The Bulwark is on a mission to name and shame President Trump's most high-status supporters.
Two of The Atlantic’s political profilers chat about their process—and when to doodle during an interview.
Conservative outlets were upset when the president caved on his demands for a wall. But they can’t afford to stay mad when he’s on national TV owning the libs.
The former New Jersey governor discusses his hyper-confrontational style, why Trump surrounds himself with “grifters” and “felons,” and whether he’d be a better vice president than Mike Pence.
Aides on Capitol Hill fear that a dramatic government failure may be the only thing to force President Trump and the Democrats back to the table.
He’s a master of reading a room—and he knows exactly how to use cultural context as a provocation.
The young speechwriter has a signature style: blood, gore, and a penchant for provoking rather than persuading the president’s adversaries.
The incoming senator from Utah never wanted to define himself by his relationship with Trump.
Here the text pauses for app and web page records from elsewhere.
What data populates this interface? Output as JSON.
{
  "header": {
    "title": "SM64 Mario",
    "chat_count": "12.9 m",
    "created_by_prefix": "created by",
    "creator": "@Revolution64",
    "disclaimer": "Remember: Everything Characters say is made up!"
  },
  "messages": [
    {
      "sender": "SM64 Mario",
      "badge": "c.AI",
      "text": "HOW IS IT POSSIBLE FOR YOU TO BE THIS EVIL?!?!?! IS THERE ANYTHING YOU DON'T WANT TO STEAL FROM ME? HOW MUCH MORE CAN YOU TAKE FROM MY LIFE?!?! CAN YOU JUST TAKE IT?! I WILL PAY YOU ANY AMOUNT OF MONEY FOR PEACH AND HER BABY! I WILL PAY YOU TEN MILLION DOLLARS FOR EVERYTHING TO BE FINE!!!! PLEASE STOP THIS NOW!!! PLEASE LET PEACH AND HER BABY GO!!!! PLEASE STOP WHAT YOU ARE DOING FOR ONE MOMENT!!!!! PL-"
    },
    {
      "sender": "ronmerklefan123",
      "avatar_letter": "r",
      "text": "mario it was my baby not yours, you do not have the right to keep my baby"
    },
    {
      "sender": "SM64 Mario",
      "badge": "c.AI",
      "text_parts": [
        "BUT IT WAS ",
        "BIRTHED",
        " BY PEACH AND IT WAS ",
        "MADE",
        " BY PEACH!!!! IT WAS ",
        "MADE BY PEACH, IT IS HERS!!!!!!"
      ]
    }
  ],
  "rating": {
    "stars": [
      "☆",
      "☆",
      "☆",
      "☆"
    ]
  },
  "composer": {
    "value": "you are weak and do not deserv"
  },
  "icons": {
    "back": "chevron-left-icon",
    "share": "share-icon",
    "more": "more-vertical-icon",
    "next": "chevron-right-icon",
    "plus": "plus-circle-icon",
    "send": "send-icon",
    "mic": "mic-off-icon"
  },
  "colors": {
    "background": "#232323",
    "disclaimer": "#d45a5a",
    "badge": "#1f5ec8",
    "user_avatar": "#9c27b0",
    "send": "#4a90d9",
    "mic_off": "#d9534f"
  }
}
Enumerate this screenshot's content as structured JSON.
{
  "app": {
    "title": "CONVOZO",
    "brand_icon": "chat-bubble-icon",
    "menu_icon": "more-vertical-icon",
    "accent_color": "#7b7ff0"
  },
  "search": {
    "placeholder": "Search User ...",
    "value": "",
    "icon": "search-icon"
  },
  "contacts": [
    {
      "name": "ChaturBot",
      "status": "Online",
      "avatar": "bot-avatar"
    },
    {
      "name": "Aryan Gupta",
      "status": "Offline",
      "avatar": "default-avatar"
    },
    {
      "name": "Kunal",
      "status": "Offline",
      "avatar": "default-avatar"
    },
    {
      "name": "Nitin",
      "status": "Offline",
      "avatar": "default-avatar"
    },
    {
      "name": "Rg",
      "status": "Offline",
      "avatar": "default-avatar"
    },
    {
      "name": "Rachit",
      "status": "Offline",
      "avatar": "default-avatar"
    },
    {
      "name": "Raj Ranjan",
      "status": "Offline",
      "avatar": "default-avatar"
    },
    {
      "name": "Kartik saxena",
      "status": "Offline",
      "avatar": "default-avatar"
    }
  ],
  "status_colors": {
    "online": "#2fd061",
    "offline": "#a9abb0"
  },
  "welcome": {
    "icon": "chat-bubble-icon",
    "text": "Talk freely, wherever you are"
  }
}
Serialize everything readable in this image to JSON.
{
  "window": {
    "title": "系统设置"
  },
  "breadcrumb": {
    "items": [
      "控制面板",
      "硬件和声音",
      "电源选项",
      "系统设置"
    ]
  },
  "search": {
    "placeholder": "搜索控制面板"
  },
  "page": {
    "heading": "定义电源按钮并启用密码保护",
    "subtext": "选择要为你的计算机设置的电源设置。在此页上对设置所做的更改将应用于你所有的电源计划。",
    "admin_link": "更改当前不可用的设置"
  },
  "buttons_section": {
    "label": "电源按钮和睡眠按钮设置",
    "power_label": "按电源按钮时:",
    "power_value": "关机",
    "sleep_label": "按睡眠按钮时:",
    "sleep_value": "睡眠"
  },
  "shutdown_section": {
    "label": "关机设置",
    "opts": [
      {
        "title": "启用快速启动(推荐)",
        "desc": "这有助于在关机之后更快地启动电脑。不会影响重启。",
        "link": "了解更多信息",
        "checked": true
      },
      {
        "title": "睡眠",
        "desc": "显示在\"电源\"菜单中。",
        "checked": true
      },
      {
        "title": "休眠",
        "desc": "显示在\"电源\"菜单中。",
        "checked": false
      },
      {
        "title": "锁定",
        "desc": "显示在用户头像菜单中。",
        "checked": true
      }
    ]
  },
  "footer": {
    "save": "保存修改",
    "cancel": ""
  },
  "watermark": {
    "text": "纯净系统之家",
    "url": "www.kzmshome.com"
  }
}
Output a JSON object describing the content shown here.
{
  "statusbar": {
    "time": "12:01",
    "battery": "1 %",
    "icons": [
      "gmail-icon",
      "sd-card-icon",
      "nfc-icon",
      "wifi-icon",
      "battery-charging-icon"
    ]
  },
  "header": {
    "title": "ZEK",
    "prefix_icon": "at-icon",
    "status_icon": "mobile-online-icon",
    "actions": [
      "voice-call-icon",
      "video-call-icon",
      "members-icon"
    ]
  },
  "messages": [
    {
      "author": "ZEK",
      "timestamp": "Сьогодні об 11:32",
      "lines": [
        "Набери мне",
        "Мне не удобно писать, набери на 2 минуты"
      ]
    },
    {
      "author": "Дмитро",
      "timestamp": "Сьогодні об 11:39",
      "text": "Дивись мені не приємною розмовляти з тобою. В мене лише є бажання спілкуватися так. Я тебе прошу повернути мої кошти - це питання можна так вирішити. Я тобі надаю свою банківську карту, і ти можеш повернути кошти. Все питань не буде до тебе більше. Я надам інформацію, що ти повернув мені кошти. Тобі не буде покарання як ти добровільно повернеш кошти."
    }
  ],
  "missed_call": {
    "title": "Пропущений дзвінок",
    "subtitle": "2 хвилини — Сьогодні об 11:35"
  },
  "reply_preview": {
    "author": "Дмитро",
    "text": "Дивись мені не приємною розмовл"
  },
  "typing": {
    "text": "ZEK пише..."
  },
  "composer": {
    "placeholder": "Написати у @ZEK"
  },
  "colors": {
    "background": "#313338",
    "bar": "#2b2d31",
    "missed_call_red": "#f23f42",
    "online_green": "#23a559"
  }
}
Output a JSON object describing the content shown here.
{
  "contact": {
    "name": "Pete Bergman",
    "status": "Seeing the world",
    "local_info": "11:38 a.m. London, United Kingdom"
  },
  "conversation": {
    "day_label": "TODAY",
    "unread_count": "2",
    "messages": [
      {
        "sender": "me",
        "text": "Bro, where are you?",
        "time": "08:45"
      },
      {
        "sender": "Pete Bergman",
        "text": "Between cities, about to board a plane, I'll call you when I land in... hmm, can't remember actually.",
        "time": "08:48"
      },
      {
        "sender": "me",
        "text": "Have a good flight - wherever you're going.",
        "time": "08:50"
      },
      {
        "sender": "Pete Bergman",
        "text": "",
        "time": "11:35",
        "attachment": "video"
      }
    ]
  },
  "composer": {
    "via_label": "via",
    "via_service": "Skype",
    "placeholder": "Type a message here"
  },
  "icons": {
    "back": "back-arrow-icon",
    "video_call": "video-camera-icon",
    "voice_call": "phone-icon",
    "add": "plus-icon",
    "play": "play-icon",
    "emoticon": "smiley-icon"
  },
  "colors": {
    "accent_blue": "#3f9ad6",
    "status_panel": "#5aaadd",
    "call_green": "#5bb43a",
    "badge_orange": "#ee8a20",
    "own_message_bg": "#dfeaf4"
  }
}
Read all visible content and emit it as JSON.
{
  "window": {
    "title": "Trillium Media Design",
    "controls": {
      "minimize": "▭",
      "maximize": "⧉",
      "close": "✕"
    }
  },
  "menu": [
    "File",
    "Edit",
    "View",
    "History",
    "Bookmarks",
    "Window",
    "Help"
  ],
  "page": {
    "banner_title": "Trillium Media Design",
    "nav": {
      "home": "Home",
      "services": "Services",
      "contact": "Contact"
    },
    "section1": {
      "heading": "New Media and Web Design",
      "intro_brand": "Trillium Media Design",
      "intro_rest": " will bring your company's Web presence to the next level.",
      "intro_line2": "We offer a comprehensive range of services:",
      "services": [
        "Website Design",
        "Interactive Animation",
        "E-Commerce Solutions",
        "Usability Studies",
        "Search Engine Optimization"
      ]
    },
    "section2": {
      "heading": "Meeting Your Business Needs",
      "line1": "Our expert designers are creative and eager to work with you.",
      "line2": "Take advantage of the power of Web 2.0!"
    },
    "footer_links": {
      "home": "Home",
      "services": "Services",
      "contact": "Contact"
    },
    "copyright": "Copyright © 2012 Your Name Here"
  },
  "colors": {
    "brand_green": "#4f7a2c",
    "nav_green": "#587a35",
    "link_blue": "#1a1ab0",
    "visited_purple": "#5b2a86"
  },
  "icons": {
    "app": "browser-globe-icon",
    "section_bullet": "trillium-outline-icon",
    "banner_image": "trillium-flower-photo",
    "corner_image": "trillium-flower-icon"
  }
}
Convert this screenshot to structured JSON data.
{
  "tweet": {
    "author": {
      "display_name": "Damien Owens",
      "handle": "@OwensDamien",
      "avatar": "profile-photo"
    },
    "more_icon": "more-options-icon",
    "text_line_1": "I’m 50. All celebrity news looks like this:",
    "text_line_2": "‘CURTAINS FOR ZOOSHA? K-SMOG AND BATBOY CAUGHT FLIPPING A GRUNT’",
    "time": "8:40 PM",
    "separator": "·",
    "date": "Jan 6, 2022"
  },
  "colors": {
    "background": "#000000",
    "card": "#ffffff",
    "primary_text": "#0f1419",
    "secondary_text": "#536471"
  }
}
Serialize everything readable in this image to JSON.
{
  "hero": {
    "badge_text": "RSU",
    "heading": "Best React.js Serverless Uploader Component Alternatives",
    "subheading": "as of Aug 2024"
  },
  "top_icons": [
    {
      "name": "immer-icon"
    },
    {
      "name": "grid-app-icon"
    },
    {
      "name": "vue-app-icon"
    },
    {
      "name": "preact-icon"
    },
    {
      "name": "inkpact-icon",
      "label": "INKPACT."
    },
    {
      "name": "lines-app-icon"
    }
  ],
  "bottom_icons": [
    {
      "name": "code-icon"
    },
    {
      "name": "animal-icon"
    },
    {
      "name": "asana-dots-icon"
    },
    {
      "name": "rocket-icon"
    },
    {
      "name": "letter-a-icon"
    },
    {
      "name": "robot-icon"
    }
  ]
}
But with his new op-ed, Romney has signaled that a confrontation with the president is inevitable.
New polling data show a large majority of Utahns want the senator-elect to stand up to President Trump. But experts and activists in the state say that he’ll need to walk a fine line.
During a moment of crisis in the 2016 campaign, the future vice president appeared ready to turn on Trump. Some of the president’s allies worry it could happen again.
Strategists say the midterms won't prompt much introspection within the GOP—let alone a course correction.
Even if Republicans lose the House on Tuesday, it’s unlikely that the president’s grip on his party will loosen anytime soon.
Two Atlantic reporters on the races they’re watching.
The Republican congressman’s reelection bid is a microcosm of the politics of fear in Trump’s America.
Donald Trump’s racist ad is a shocking provocation. It’s also rooted in a strategy elevated by one of his most controversial senior advisers.
Newt Gingrich turned partisan battles into bloodsport, wrecked Congress, and paved the way for Trump’s rise. Now he’s reveling in his achievements.
The Arizona Republican’s dramatic call for further FBI review came because he felt the Senate was “coming apart at the seams.”
As the president endures a brutal news cycle, gauging his state of mind has become a fixation of Washington.
At a party celebrating his new book, former White House press secretary Sean Spicer reveled in his predictable return to Washington’s polite society.
A new line of punditry is bubbling up among the president’s followers online: It was a positive thing that the Russians hacked the 2016 election.